(DATASET RECORDS Opens)

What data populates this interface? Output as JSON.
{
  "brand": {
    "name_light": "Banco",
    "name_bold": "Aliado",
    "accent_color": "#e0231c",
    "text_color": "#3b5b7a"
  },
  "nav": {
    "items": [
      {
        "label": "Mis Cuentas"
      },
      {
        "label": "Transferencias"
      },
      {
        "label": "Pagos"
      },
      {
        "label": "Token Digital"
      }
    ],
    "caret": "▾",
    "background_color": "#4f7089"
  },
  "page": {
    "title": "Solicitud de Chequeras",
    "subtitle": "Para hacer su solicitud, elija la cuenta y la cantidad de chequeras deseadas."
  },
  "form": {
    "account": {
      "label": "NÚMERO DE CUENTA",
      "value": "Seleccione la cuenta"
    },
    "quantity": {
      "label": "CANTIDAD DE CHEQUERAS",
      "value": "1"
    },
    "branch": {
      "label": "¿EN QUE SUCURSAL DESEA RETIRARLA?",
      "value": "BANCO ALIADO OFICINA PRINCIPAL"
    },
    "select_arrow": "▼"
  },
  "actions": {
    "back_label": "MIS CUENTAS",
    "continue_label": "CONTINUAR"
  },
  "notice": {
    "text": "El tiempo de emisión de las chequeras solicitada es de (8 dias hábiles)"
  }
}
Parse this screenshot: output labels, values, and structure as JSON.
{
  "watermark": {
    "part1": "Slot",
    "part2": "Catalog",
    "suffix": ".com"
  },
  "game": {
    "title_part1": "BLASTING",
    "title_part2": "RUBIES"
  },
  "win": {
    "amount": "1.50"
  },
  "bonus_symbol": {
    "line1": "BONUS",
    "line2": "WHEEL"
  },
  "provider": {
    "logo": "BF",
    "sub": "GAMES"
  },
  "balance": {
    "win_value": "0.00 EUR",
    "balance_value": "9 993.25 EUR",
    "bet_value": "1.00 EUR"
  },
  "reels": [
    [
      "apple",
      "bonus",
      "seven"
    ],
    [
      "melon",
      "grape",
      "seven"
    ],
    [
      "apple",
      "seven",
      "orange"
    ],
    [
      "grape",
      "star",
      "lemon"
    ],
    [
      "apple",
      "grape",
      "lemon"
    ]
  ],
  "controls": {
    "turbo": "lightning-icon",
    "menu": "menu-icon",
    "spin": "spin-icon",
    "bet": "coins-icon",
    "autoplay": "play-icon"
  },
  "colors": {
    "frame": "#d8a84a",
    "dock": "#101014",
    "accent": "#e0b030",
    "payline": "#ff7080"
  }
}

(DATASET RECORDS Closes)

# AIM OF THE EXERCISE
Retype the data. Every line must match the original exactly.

# RESPONSE TO THE EXERCISE
What data populates this interface? Output as JSON.
{
  "brand": {
    "name_light": "Banco",
    "name_bold": "Aliado",
    "accent_color": "#e0231c",
    "text_color": "#3b5b7a"
  },
  "nav": {
    "items": [
      {
        "label": "Mis Cuentas"
      },
      {
        "label": "Transferencias"
      },
      {
        "label": "Pagos"
      },
      {
        "label": "Token Digital"
      }
    ],
    "caret": "▾",
    "background_color": "#4f7089"
  },
  "page": {
    "title": "Solicitud de Chequeras",
    "subtitle": "Para hacer su solicitud, elija la cuenta y la cantidad de chequeras deseadas."
  },
  "form": {
    "account": {
      "label": "NÚMERO DE CUENTA",
      "value": "Seleccione la cuenta"
    },
    "quantity": {
      "label": "CANTIDAD DE CHEQUERAS",
      "value": "1"
    },
    "branch": {
      "label": "¿EN QUE SUCURSAL DESEA RETIRARLA?",
      "value": "BANCO ALIADO OFICINA PRINCIPAL"
    },
    "select_arrow": "▼"
  },
  "actions": {
    "back_label": "MIS CUENTAS",
    "continue_label": "CONTINUAR"
  },
  "notice": {
    "text": "El tiempo de emisión de las chequeras solicitada es de (8 dias hábiles)"
  }
}
Parse this screenshot: output labels, values, and structure as JSON.
{
  "watermark": {
    "part1": "Slot",
    "part2": "Catalog",
    "suffix": ".com"
  },
  "game": {
    "title_part1": "BLASTING",
    "title_part2": "RUBIES"
  },
  "win": {
    "amount": "1.50"
  },
  "bonus_symbol": {
    "line1": "BONUS",
    "line2": "WHEEL"
  },
  "provider": {
    "logo": "BF",
    "sub": "GAMES"
  },
  "balance": {
    "win_value": "0.00 EUR",
    "balance_value": "9 993.25 EUR",
    "bet_value": "1.00 EUR"
  },
  "reels": [
    [
      "apple",
      "bonus",
      "seven"
    ],
    [
      "melon",
      "grape",
      "seven"
    ],
    [
      "apple",
      "seven",
      "orange"
    ],
    [
      "grape",
      "star",
      "lemon"
    ],
    [
      "apple",
      "grape",
      "lemon"
    ]
  ],
  "controls": {
    "turbo": "lightning-icon",
    "menu": "menu-icon",
    "spin": "spin-icon",
    "bet": "coins-icon",
    "autoplay": "play-icon"
  },
  "colors": {
    "frame": "#d8a84a",
    "dock": "#101014",
    "accent": "#e0b030",
    "payline": "#ff7080"
  }
}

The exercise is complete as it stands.